### What you have to do
Nothing in the records below may change; print them all exactly.

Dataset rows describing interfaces
=== Begin Enclosure ===

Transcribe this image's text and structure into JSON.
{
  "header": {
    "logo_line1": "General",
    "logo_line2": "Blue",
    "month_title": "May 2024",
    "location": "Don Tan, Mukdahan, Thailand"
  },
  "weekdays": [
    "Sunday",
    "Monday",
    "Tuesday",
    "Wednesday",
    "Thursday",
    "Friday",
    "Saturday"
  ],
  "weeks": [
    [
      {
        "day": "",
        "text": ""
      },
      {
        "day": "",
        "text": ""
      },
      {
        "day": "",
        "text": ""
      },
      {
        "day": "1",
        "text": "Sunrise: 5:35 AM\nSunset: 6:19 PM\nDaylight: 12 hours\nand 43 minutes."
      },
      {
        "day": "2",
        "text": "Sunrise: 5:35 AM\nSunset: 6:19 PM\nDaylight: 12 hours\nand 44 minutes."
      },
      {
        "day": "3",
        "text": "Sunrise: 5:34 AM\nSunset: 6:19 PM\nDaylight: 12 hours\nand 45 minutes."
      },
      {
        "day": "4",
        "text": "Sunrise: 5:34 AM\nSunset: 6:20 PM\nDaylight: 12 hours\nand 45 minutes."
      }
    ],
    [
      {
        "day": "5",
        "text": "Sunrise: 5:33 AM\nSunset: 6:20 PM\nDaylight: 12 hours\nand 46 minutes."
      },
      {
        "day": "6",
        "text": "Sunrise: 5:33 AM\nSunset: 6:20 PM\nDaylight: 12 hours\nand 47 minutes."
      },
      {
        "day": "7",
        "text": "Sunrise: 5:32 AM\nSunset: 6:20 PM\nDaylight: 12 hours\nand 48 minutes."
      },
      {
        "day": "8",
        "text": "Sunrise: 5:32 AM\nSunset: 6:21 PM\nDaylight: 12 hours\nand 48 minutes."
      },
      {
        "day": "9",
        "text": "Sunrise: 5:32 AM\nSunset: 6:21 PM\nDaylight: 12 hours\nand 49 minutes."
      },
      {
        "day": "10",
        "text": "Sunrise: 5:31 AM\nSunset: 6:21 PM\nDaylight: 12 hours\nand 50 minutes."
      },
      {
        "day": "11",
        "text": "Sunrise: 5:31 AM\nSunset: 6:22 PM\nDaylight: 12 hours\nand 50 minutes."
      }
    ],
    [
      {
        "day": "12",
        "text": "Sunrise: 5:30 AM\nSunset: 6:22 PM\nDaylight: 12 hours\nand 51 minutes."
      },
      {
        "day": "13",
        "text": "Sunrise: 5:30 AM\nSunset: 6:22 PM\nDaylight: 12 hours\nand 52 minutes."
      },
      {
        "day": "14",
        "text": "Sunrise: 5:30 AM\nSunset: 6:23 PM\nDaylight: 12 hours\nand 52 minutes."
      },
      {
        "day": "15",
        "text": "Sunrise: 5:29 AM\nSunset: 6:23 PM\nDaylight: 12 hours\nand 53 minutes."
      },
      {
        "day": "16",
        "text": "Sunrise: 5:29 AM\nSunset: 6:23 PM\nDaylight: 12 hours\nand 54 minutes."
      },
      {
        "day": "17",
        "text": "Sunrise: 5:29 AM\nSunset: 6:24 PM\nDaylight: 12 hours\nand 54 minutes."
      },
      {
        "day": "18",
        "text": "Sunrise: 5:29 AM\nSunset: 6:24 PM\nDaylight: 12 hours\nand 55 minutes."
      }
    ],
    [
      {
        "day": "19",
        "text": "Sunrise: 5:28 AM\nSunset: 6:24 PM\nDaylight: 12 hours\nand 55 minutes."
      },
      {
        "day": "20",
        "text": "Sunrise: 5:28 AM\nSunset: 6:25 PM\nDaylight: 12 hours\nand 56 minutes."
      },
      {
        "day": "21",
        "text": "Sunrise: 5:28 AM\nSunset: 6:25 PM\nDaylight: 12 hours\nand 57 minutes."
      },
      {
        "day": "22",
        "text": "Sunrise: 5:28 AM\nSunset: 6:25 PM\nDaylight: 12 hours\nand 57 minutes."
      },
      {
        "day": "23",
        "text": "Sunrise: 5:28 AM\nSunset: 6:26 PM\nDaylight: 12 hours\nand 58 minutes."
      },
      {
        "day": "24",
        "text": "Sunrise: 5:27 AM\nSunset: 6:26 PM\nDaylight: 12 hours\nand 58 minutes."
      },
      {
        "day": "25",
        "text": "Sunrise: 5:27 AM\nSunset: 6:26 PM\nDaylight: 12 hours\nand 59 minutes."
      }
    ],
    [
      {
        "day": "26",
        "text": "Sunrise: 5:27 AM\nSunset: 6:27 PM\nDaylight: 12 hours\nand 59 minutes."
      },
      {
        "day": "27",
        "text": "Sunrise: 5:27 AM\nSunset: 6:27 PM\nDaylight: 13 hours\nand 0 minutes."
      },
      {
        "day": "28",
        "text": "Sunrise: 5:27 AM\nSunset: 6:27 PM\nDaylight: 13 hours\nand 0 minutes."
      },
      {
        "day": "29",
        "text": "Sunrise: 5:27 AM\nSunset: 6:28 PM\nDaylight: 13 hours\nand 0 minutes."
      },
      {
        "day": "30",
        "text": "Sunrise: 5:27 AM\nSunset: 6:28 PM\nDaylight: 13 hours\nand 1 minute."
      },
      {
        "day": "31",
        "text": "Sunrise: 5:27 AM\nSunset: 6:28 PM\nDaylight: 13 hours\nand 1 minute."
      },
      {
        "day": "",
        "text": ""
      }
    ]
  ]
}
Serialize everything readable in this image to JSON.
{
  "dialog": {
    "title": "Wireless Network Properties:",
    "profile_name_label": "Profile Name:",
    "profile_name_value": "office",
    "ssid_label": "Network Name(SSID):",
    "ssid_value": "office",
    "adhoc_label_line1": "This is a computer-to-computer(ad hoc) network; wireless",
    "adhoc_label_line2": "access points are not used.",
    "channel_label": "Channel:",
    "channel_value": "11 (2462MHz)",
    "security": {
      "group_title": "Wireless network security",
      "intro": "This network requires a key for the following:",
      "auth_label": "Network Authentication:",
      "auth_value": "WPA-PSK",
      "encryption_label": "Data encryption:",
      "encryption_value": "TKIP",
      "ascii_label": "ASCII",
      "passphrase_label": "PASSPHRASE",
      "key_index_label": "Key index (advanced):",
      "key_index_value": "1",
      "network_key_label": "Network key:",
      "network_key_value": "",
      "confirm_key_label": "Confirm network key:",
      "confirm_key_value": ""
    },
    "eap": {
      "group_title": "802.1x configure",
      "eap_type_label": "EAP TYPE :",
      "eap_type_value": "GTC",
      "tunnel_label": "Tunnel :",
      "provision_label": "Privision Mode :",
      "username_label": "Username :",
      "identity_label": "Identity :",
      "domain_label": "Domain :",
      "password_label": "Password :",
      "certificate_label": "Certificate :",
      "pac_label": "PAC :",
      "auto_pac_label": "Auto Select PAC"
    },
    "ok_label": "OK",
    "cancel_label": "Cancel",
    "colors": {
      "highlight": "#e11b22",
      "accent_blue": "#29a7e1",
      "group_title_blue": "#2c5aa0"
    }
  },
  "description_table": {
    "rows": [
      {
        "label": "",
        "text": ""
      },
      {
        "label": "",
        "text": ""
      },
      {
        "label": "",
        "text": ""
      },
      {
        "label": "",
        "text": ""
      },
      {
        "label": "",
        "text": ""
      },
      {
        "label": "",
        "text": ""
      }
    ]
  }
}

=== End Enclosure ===

### Task output
Transcribe this image's text and structure into JSON.
{
  "header": {
    "logo_line1": "General",
    "logo_line2": "Blue",
    "month_title": "May 2024",
    "location": "Don Tan, Mukdahan, Thailand"
  },
  "weekdays": [
    "Sunday",
    "Monday",
    "Tuesday",
    "Wednesday",
    "Thursday",
    "Friday",
    "Saturday"
  ],
  "weeks": [
    [
      {
        "day": "",
        "text": ""
      },
      {
        "day": "",
        "text": ""
      },
      {
        "day": "",
        "text": ""
      },
      {
        "day": "1",
        "text": "Sunrise: 5:35 AM\nSunset: 6:19 PM\nDaylight: 12 hours\nand 43 minutes."
      },
      {
        "day": "2",
        "text": "Sunrise: 5:35 AM\nSunset: 6:19 PM\nDaylight: 12 hours\nand 44 minutes."
      },
      {
        "day": "3",
        "text": "Sunrise: 5:34 AM\nSunset: 6:19 PM\nDaylight: 12 hours\nand 45 minutes."
      },
      {
        "day": "4",
        "text": "Sunrise: 5:34 AM\nSunset: 6:20 PM\nDaylight: 12 hours\nand 45 minutes."
      }
    ],
    [
      {
        "day": "5",
        "text": "Sunrise: 5:33 AM\nSunset: 6:20 PM\nDaylight: 12 hours\nand 46 minutes."
      },
      {
        "day": "6",
        "text": "Sunrise: 5:33 AM\nSunset: 6:20 PM\nDaylight: 12 hours\nand 47 minutes."
      },
      {
        "day": "7",
        "text": "Sunrise: 5:32 AM\nSunset: 6:20 PM\nDaylight: 12 hours\nand 48 minutes."
      },
      {
        "day": "8",
        "text": "Sunrise: 5:32 AM\nSunset: 6:21 PM\nDaylight: 12 hours\nand 48 minutes."
      },
      {
        "day": "9",
        "text": "Sunrise: 5:32 AM\nSunset: 6:21 PM\nDaylight: 12 hours\nand 49 minutes."
      },
      {
        "day": "10",
        "text": "Sunrise: 5:31 AM\nSunset: 6:21 PM\nDaylight: 12 hours\nand 50 minutes."
      },
      {
        "day": "11",
        "text": "Sunrise: 5:31 AM\nSunset: 6:22 PM\nDaylight: 12 hours\nand 50 minutes."
      }
    ],
    [
      {
        "day": "12",
        "text": "Sunrise: 5:30 AM\nSunset: 6:22 PM\nDaylight: 12 hours\nand 51 minutes."
      },
      {
        "day": "13",
        "text": "Sunrise: 5:30 AM\nSunset: 6:22 PM\nDaylight: 12 hours\nand 52 minutes."
      },
      {
        "day": "14",
        "text": "Sunrise: 5:30 AM\nSunset: 6:23 PM\nDaylight: 12 hours\nand 52 minutes."
      },
      {
        "day": "15",
        "text": "Sunrise: 5:29 AM\nSunset: 6:23 PM\nDaylight: 12 hours\nand 53 minutes."
      },
      {
        "day": "16",
        "text": "Sunrise: 5:29 AM\nSunset: 6:23 PM\nDaylight: 12 hours\nand 54 minutes."
      },
      {
        "day": "17",
        "text": "Sunrise: 5:29 AM\nSunset: 6:24 PM\nDaylight: 12 hours\nand 54 minutes."
      },
      {
        "day": "18",
        "text": "Sunrise: 5:29 AM\nSunset: 6:24 PM\nDaylight: 12 hours\nand 55 minutes."
      }
    ],
    [
      {
        "day": "19",
        "text": "Sunrise: 5:28 AM\nSunset: 6:24 PM\nDaylight: 12 hours\nand 55 minutes."
      },
      {
        "day": "20",
        "text": "Sunrise: 5:28 AM\nSunset: 6:25 PM\nDaylight: 12 hours\nand 56 minutes."
      },
      {
        "day": "21",
        "text": "Sunrise: 5:28 AM\nSunset: 6:25 PM\nDaylight: 12 hours\nand 57 minutes."
      },
      {
        "day": "22",
        "text": "Sunrise: 5:28 AM\nSunset: 6:25 PM\nDaylight: 12 hours\nand 57 minutes."
      },
      {
        "day": "23",
        "text": "Sunrise: 5:28 AM\nSunset: 6:26 PM\nDaylight: 12 hours\nand 58 minutes."
      },
      {
        "day": "24",
        "text": "Sunrise: 5:27 AM\nSunset: 6:26 PM\nDaylight: 12 hours\nand 58 minutes."
      },
      {
        "day": "25",
        "text": "Sunrise: 5:27 AM\nSunset: 6:26 PM\nDaylight: 12 hours\nand 59 minutes."
      }
    ],
    [
      {
        "day": "26",
        "text": "Sunrise: 5:27 AM\nSunset: 6:27 PM\nDaylight: 12 hours\nand 59 minutes."
      },
      {
        "day": "27",
        "text": "Sunrise: 5:27 AM\nSunset: 6:27 PM\nDaylight: 13 hours\nand 0 minutes."
      },
      {
        "day": "28",
        "text": "Sunrise: 5:27 AM\nSunset: 6:27 PM\nDaylight: 13 hours\nand 0 minutes."
      },
      {
        "day": "29",
        "text": "Sunrise: 5:27 AM\nSunset: 6:28 PM\nDaylight: 13 hours\nand 0 minutes."
      },
      {
        "day": "30",
        "text": "Sunrise: 5:27 AM\nSunset: 6:28 PM\nDaylight: 13 hours\nand 1 minute."
      },
      {
        "day": "31",
        "text": "Sunrise: 5:27 AM\nSunset: 6:28 PM\nDaylight: 13 hours\nand 1 minute."
      },
      {
        "day": "",
        "text": ""
      }
    ]
  ]
}
Serialize everything readable in this image to JSON.
{
  "dialog": {
    "title": "Wireless Network Properties:",
    "profile_name_label": "Profile Name:",
    "profile_name_value": "office",
    "ssid_label": "Network Name(SSID):",
    "ssid_value": "office",
    "adhoc_label_line1": "This is a computer-to-computer(ad hoc) network; wireless",
    "adhoc_label_line2": "access points are not used.",
    "channel_label": "Channel:",
    "channel_value": "11 (2462MHz)",
    "security": {
      "group_title": "Wireless network security",
      "intro": "This network requires a key for the following:",
      "auth_label": "Network Authentication:",
      "auth_value": "WPA-PSK",
      "encryption_label": "Data encryption:",
      "encryption_value": "TKIP",
      "ascii_label": "ASCII",
      "passphrase_label": "PASSPHRASE",
      "key_index_label": "Key index (advanced):",
      "key_index_value": "1",
      "network_key_label": "Network key:",
      "network_key_value": "",
      "confirm_key_label": "Confirm network key:",
      "confirm_key_value": ""
    },
    "eap": {
      "group_title": "802.1x configure",
      "eap_type_label": "EAP TYPE :",
      "eap_type_value": "GTC",
      "tunnel_label": "Tunnel :",
      "provision_label": "Privision Mode :",
      "username_label": "Username :",
      "identity_label": "Identity :",
      "domain_label": "Domain :",
      "password_label": "Password :",
      "certificate_label": "Certificate :",
      "pac_label": "PAC :",
      "auto_pac_label": "Auto Select PAC"
    },
    "ok_label": "OK",
    "cancel_label": "Cancel",
    "colors": {
      "highlight": "#e11b22",
      "accent_blue": "#29a7e1",
      "group_title_blue": "#2c5aa0"
    }
  },
  "description_table": {
    "rows": [
      {
        "label": "",
        "text": ""
      },
      {
        "label": "",
        "text": ""
      },
      {
        "label": "",
        "text": ""
      },
      {
        "label": "",
        "text": ""
      },
      {
        "label": "",
        "text": ""
      },
      {
        "label": "",
        "text": ""
      }
    ]
  }
}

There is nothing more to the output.